===== Dataset records =====

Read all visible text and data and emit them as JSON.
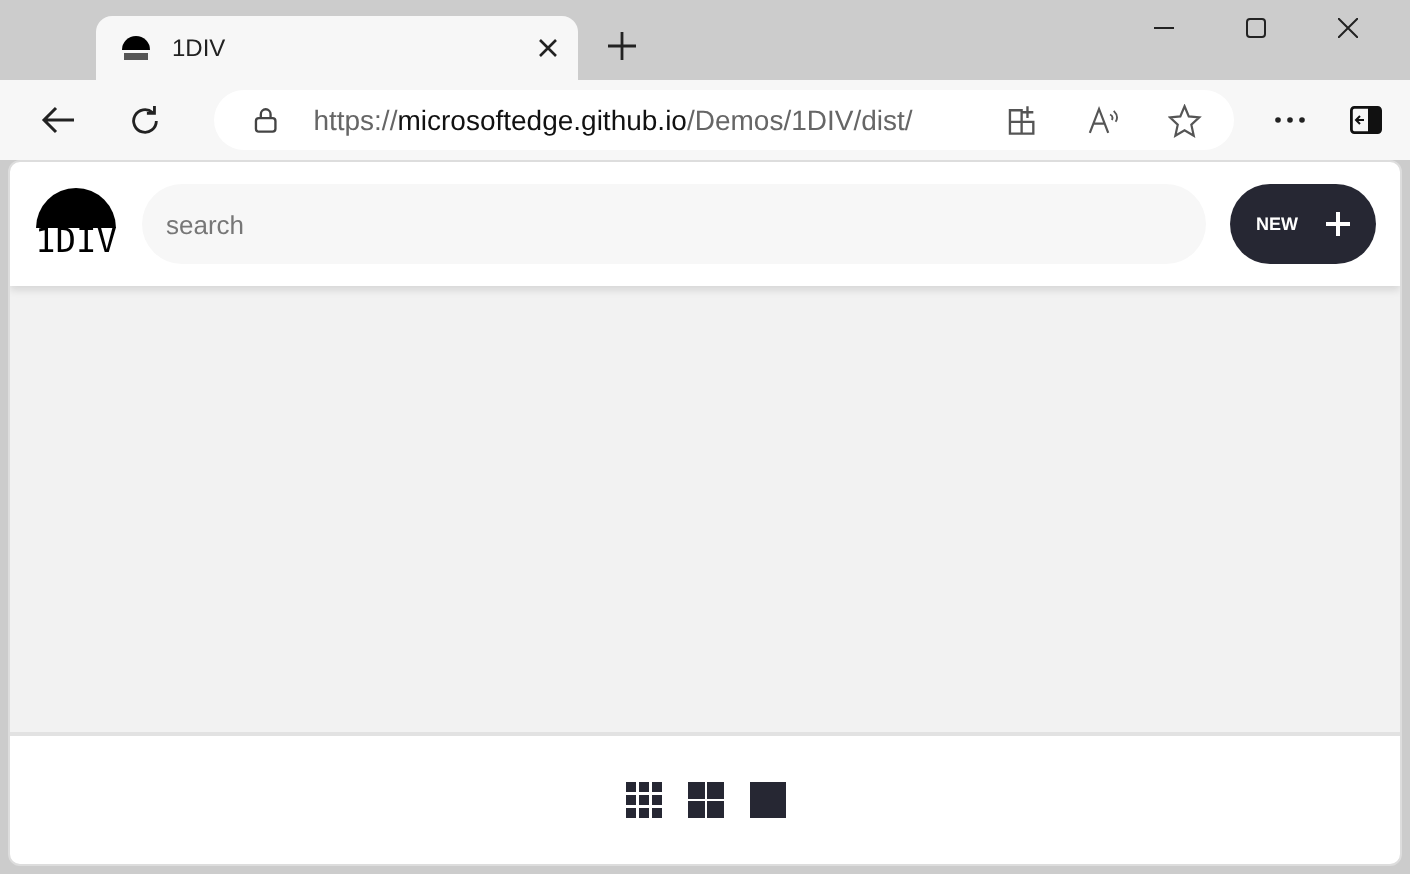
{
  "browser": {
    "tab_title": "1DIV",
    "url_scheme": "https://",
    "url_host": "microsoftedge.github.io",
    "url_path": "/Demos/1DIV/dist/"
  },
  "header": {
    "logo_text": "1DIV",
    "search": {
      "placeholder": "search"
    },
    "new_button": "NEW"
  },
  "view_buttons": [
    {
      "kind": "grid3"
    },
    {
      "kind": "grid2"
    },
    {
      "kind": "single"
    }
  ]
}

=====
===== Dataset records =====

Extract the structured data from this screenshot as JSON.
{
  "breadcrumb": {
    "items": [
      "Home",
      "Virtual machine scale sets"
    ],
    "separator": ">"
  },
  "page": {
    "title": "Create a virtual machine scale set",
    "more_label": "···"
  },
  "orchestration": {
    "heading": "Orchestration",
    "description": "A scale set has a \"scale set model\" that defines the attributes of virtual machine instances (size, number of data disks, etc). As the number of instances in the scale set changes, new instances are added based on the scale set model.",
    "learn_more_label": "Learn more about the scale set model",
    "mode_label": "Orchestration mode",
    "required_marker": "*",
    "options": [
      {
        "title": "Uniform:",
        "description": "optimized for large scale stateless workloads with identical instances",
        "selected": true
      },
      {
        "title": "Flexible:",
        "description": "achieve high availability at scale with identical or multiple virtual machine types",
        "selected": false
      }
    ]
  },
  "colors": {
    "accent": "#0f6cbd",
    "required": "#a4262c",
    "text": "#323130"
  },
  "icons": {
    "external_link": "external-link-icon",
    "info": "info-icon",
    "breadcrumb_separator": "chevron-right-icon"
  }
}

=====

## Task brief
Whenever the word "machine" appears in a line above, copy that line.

## Written solution
      "Virtual machine scale sets"
    "title": "Create a virtual machine scale set",
    "description": "A scale set has a \"scale set model\" that defines the attributes of virtual machine instances (size, number of data disks, etc). As the number of instances in the scale set changes, new instances are added based on the scale set model.",
        "description": "achieve high availability at scale with identical or multiple virtual machine types",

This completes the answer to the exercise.